THE DATA:
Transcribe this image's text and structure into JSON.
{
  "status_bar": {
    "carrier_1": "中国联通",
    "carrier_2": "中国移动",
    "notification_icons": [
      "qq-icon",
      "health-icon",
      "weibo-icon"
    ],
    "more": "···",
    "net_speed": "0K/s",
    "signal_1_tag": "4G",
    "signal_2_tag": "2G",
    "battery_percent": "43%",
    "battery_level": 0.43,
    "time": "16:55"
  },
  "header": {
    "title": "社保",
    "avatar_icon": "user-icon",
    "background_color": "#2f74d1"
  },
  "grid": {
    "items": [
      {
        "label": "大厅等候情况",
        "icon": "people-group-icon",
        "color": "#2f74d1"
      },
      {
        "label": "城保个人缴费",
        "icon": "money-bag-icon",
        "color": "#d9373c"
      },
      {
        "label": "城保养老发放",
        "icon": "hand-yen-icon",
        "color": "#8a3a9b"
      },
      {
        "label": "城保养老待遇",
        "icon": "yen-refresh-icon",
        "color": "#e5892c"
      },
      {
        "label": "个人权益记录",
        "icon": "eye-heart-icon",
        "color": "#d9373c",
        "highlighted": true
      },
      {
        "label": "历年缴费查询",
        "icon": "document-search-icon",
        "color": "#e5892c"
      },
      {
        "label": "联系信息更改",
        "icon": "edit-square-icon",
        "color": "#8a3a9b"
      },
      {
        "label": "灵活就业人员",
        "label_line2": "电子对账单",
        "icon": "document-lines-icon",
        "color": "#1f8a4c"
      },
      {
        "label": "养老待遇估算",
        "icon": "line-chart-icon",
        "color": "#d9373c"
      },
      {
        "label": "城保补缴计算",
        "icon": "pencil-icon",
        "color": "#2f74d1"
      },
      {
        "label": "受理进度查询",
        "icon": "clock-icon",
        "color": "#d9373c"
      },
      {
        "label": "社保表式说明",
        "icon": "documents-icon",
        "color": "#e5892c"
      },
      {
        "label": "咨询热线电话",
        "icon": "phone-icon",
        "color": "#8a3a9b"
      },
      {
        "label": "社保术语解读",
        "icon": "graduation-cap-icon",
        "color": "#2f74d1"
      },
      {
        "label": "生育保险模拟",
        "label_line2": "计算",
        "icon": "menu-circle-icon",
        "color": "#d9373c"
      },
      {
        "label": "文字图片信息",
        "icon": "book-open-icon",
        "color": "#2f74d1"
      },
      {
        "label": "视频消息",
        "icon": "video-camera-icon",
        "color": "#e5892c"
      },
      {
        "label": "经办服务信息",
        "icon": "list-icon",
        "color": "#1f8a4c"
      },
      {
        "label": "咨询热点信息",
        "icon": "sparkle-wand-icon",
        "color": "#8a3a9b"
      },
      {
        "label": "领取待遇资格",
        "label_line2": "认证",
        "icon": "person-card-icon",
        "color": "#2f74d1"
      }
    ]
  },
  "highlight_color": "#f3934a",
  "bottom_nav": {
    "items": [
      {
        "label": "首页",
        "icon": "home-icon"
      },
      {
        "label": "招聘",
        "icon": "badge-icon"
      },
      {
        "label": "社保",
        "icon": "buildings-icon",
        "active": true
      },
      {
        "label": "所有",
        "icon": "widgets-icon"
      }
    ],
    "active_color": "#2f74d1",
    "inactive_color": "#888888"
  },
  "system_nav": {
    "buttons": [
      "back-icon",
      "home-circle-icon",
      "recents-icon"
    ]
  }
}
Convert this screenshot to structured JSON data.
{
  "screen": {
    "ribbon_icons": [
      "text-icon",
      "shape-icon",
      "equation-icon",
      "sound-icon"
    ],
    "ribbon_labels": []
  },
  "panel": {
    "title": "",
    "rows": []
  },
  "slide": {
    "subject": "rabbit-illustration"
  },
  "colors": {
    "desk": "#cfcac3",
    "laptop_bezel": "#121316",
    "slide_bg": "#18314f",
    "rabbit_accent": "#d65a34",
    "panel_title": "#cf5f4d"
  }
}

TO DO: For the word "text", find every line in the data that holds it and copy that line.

RESPONSE FOR THIS EXERCISE:
Transcribe this image's text and structure into JSON.
      "text-icon",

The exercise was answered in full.